If you have any comments at all, I’d love to hear from you!
And finally, this is a Round Robin post, and so please do check out what these other authors have to say on the subject. I’m interested to hear their views!
Beverley Bateman http://beverleybateman.blogspot.ca/
Fiona McGier http://www.fionamcgier.com/
Connie Vines http://connievines.blogspot.com/
Skye Taylor http://www.skye-writer.com/
Margaret Fieland http://www.margaretfieland.com/blog1/
Anne Stenhouse http://annestenhousenovelist.wordpress.com/
Marci Baun http://www.marcibaun.com/
Diane Bator http://dbator.blogspot.ca/
Rachael Kosinski http://rachaelkosinski.weebly.com/

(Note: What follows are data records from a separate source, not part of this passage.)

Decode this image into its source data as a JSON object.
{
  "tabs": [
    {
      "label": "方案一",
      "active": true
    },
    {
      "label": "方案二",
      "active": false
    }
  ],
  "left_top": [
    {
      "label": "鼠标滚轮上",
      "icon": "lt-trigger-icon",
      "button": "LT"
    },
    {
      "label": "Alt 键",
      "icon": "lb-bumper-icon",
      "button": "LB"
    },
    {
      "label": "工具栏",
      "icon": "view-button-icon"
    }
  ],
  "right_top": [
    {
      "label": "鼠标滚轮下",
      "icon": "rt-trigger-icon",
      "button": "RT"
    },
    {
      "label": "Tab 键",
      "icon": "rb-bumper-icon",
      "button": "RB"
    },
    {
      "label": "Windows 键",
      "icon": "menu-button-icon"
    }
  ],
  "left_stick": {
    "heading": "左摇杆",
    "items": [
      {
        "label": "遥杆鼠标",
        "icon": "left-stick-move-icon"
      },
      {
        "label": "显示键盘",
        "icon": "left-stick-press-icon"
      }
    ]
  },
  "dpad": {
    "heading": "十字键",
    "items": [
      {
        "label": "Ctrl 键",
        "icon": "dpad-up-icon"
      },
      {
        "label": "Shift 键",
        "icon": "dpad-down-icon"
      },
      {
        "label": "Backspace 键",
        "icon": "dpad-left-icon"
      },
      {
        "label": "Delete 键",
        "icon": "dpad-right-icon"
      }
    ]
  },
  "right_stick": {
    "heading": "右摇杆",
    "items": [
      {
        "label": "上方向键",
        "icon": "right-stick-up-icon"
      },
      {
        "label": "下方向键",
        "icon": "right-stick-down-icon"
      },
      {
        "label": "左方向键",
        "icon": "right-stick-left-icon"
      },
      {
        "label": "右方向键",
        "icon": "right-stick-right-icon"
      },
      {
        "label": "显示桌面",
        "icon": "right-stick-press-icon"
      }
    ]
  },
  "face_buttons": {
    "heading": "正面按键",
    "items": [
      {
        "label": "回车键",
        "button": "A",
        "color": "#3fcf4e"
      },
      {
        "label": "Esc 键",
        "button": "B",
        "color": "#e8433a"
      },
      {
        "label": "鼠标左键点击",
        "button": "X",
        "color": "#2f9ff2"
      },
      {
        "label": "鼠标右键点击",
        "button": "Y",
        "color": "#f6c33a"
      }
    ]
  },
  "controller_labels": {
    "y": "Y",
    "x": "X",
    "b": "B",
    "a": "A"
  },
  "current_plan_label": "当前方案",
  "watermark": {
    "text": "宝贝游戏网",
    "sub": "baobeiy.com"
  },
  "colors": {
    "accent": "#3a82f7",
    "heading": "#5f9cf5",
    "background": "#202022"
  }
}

Rhobin Courtright http://www.rhobinleecourtright.com/